Jodie Foster‘s last directorial effort, the Mel Gibson-led drama “The Beaver,” is a slightly unconventional and often brutal movie. The film proved to be a commercial failure, but then again, it’s hardly a commercial movie. Whether or not it connected with audiences, there was an honesty to “The Beaver” that’s not always present in Foster’s latest feature, the real-time thriller “Money Monster.” Although it’s more of a conventional crowd-pleaser, the film fails to resonate as strongly as it should.
Lee Gates (George Clooney) is the loud, fast-talking host of “Money Monster,” a finance show in the same vein of “Mad Money.” One day, the show’s filming is interrupted when Kyle Budwell (Jack O’Connell) sneaks onto the set and holds Gates hostage at gunpoint. Kyle partially blames Gates for a bad stock tip that resulted in the loss of his life savings after Ibis Clear Capital inexplicably lost $800 million overnight. Nobody has answers, including Gates, and nobody is asking the important questions until Kyle shows up. With the help of his producer Patty Fenn (Julia Roberts), Gates will do everything he can to get to the bottom of what happened, re-discovering his humanity in the process.
That last line sounds cheesy, I know, and it slightly is in execution.

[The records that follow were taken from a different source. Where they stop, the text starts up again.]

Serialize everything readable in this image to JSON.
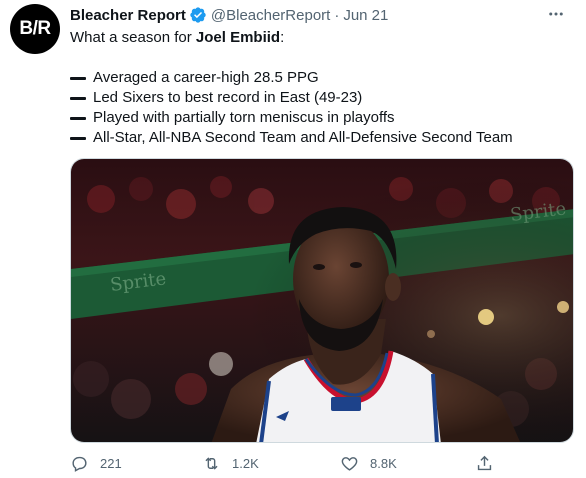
{
  "author": {
    "name": "Bleacher Report",
    "avatar_text": "B/R",
    "handle": "@BleacherReport",
    "separator": "·",
    "date": "Jun 21"
  },
  "tweet": {
    "intro_prefix": "What a season for ",
    "intro_bold": "Joel Embiid",
    "intro_suffix": ":",
    "bullets": [
      "Averaged a career-high 28.5 PPG",
      "Led Sixers to best record in East (49-23)",
      "Played with partially torn meniscus in playoffs",
      "All-Star, All-NBA Second Team and All-Defensive Second Team"
    ]
  },
  "actions": {
    "reply_count": "221",
    "retweet_count": "1.2K",
    "like_count": "8.8K"
  },
  "colors": {
    "verified": "#1d9bf0",
    "secondary_text": "#536471",
    "jersey_accent": "#1d428a"
  }
}
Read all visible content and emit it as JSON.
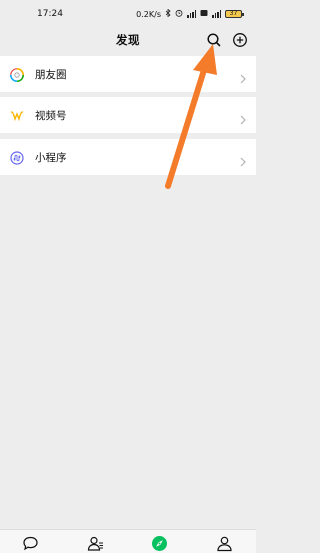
{
  "status_bar": {
    "time": "17:24",
    "speed": "0.2K/s",
    "battery": "37"
  },
  "nav_bar": {
    "title": "发现",
    "icons": [
      "search-icon",
      "add-icon"
    ]
  },
  "menu": {
    "items": [
      {
        "label": "朋友圈",
        "icon": "moments-icon"
      },
      {
        "label": "视频号",
        "icon": "channels-icon"
      },
      {
        "label": "小程序",
        "icon": "mini-programs-icon"
      }
    ]
  },
  "tab_bar": {
    "icons": [
      "chats-icon",
      "contacts-icon",
      "discover-icon",
      "me-icon"
    ],
    "active": "discover-icon",
    "active_color": "#07c160"
  },
  "annotation": {
    "color": "#f47b2a"
  }
}
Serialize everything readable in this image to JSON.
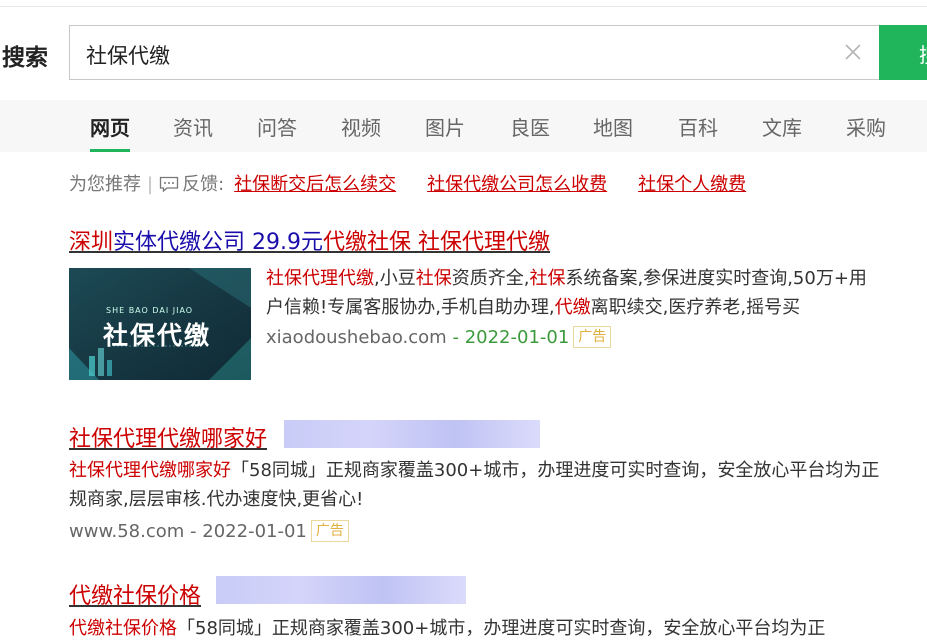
{
  "search": {
    "label": "搜索",
    "query": "社保代缴",
    "button_label": "搜"
  },
  "tabs": [
    "网页",
    "资讯",
    "问答",
    "视频",
    "图片",
    "良医",
    "地图",
    "百科",
    "文库",
    "采购"
  ],
  "recommend": {
    "label": "为您推荐",
    "feedback_label": "反馈:",
    "links": [
      "社保断交后怎么续交",
      "社保代缴公司怎么收费",
      "社保个人缴费"
    ]
  },
  "results": [
    {
      "title_parts": [
        "深圳",
        "实体代缴公司 29.9元",
        "代缴社保 社保代理代缴"
      ],
      "desc_parts": [
        "社保代理代缴",
        ",小豆",
        "社保",
        "资质齐全,",
        "社保",
        "系统备案,参保进度实时查询,50万+用户信赖!专属客服协办,手机自助办理,",
        "代缴",
        "离职续交,医疗养老,摇号买"
      ],
      "domain": "xiaodoushebao.com",
      "date": "2022-01-01",
      "ad_label": "广告",
      "image": {
        "top_text": "SHE BAO DAI JIAO",
        "main_text": "社保代缴"
      }
    },
    {
      "title": "社保代理代缴哪家好",
      "desc_highlight": "社保代理代缴哪家好",
      "desc_rest": "「58同城」正规商家覆盖300+城市，办理进度可实时查询，安全放心平台均为正规商家,层层审核.代办速度快,更省心!",
      "domain": "www.58.com",
      "date": "2022-01-01",
      "ad_label": "广告"
    },
    {
      "title": "代缴社保价格",
      "desc_highlight": "代缴社保价格",
      "desc_rest": "「58同城」正规商家覆盖300+城市，办理进度可实时查询，安全放心平台均为正"
    }
  ],
  "colors": {
    "accent_green": "#20b55a",
    "link_red": "#cc0000",
    "link_blue": "#1a0dab"
  }
}
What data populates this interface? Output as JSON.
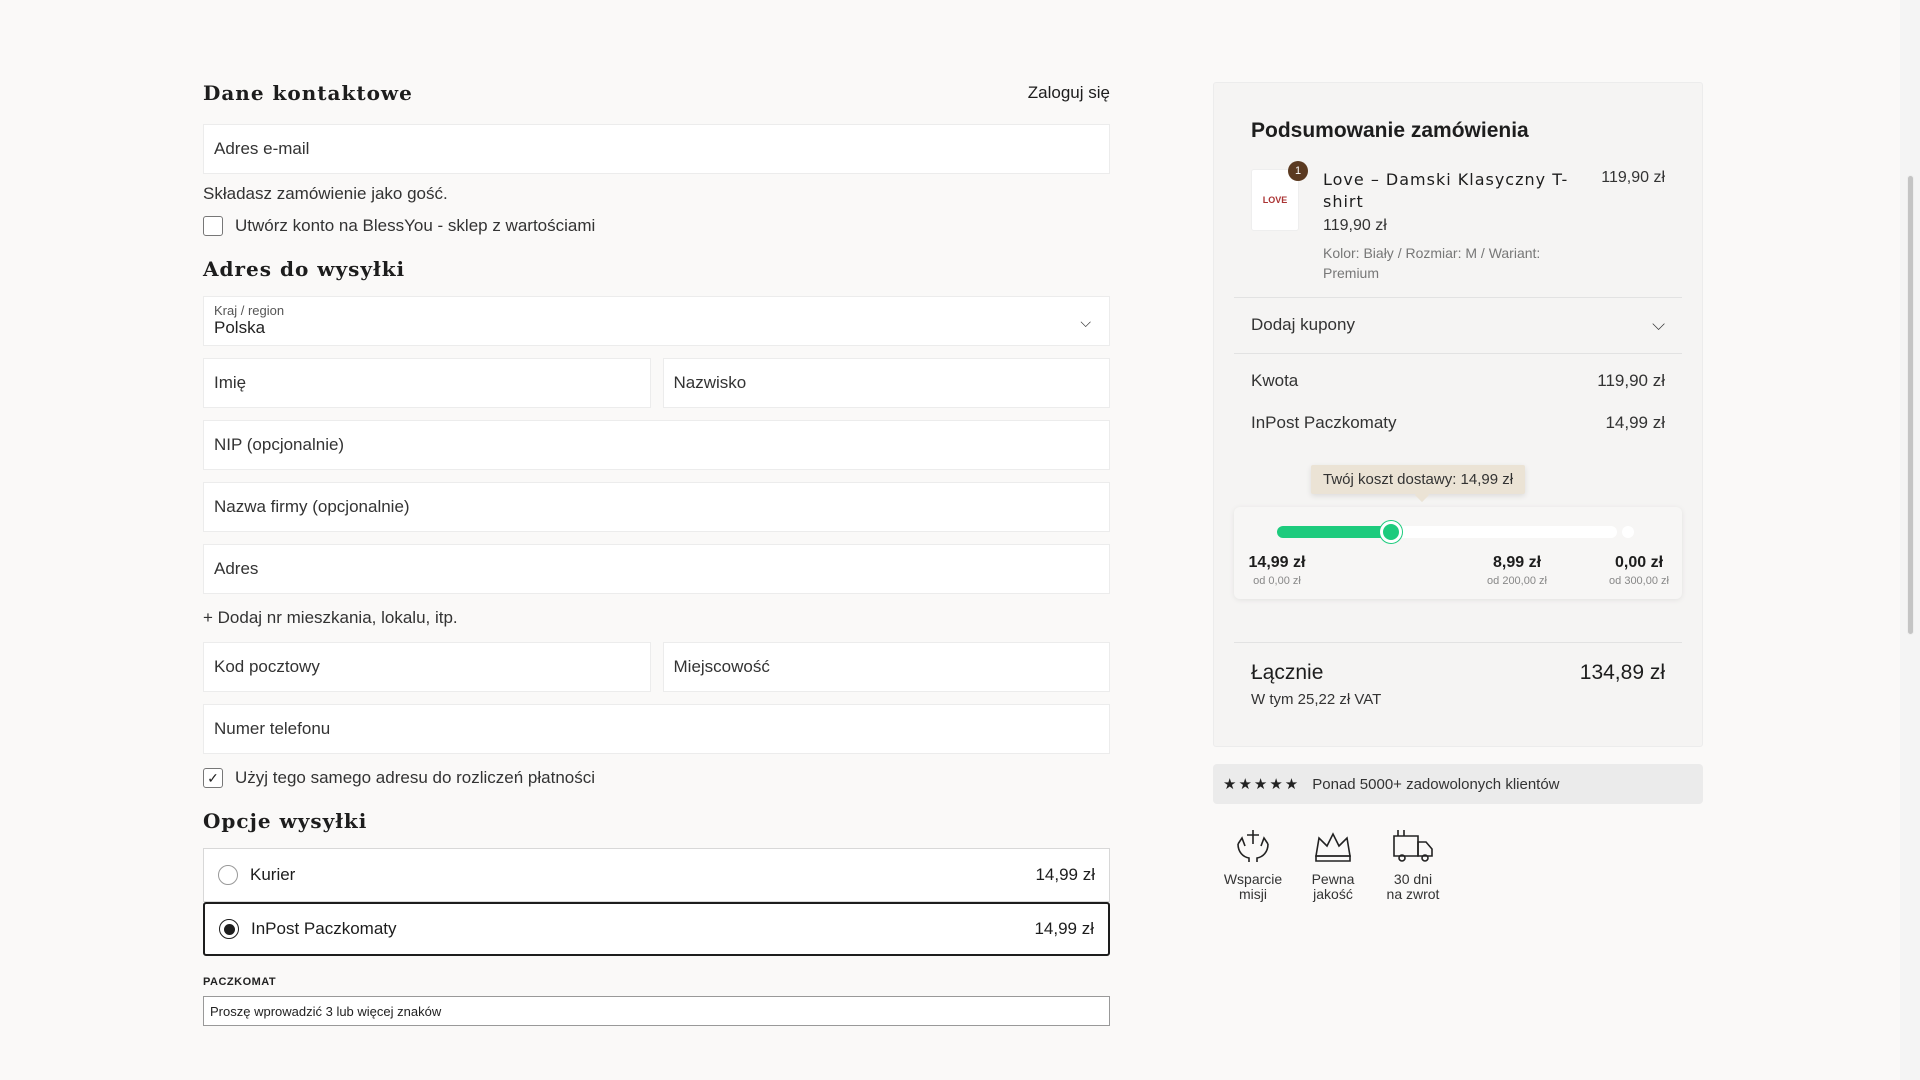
{
  "contact": {
    "title": "Dane kontaktowe",
    "login": "Zaloguj się",
    "email_placeholder": "Adres e-mail",
    "guest_note": "Składasz zamówienie jako gość.",
    "create_account": "Utwórz konto na BlessYou - sklep z wartościami"
  },
  "shipping_address": {
    "title": "Adres do wysyłki",
    "country_label": "Kraj / region",
    "country_value": "Polska",
    "first_name": "Imię",
    "last_name": "Nazwisko",
    "nip": "NIP (opcjonalnie)",
    "company": "Nazwa firmy (opcjonalnie)",
    "address": "Adres",
    "add_apartment": "+ Dodaj nr mieszkania, lokalu, itp.",
    "postal_code": "Kod pocztowy",
    "city": "Miejscowość",
    "phone": "Numer telefonu",
    "same_billing": "Użyj tego samego adresu do rozliczeń płatności"
  },
  "shipping_options": {
    "title": "Opcje wysyłki",
    "options": [
      {
        "label": "Kurier",
        "price": "14,99 zł",
        "selected": false
      },
      {
        "label": "InPost Paczkomaty",
        "price": "14,99 zł",
        "selected": true
      }
    ],
    "paczkomat_label": "PACZKOMAT",
    "paczkomat_placeholder": "Proszę wprowadzić 3 lub więcej znaków"
  },
  "summary": {
    "title": "Podsumowanie zamówienia",
    "product": {
      "qty": "1",
      "thumb_text": "LOVE",
      "name": "Love – Damski Klasyczny T-shirt",
      "price": "119,90 zł",
      "unit_price": "119,90 zł",
      "variant": "Kolor: Biały / Rozmiar: M / Wariant: Premium"
    },
    "coupons": "Dodaj kupony",
    "subtotal_label": "Kwota",
    "subtotal_value": "119,90 zł",
    "shipping_label": "InPost Paczkomaty",
    "shipping_value": "14,99 zł",
    "tooltip": "Twój koszt dostawy: 14,99 zł",
    "progress_fraction": 0.3,
    "tiers": [
      {
        "price": "14,99 zł",
        "from": "od 0,00 zł"
      },
      {
        "price": "8,99 zł",
        "from": "od 200,00 zł"
      },
      {
        "price": "0,00 zł",
        "from": "od 300,00 zł"
      }
    ],
    "total_label": "Łącznie",
    "total_value": "134,89 zł",
    "vat": "W tym 25,22 zł VAT"
  },
  "rating": {
    "stars": "★★★★★",
    "text": "Ponad 5000+ zadowolonych klientów"
  },
  "badges": [
    {
      "icon": "hands-cross-icon",
      "line1": "Wsparcie",
      "line2": "misji"
    },
    {
      "icon": "quality-crown-icon",
      "line1": "Pewna",
      "line2": "jakość"
    },
    {
      "icon": "delivery-truck-icon",
      "line1": "30 dni",
      "line2": "na zwrot"
    }
  ],
  "colors": {
    "accent": "#1dcb7d",
    "qty_badge": "#5b3a21",
    "tooltip": "#ebe3d5"
  }
}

It’s not because of the performances or directing, but because the script by Jamie Linden, Alan DiFiore and Jim Kouf is treading such familiar territory that character revelations and the big dramatic moments are sometimes more calculated than human. The script is refreshingly efficient — a story that’s cleanly under 100 minutes, especially during the summer, is always a blessing — but it’s almost always serving a formula. Every once in a while, like when Kyle talks to his wife, the story takes a surprising turn, only to find itself back on track towards an inevitable conclusion.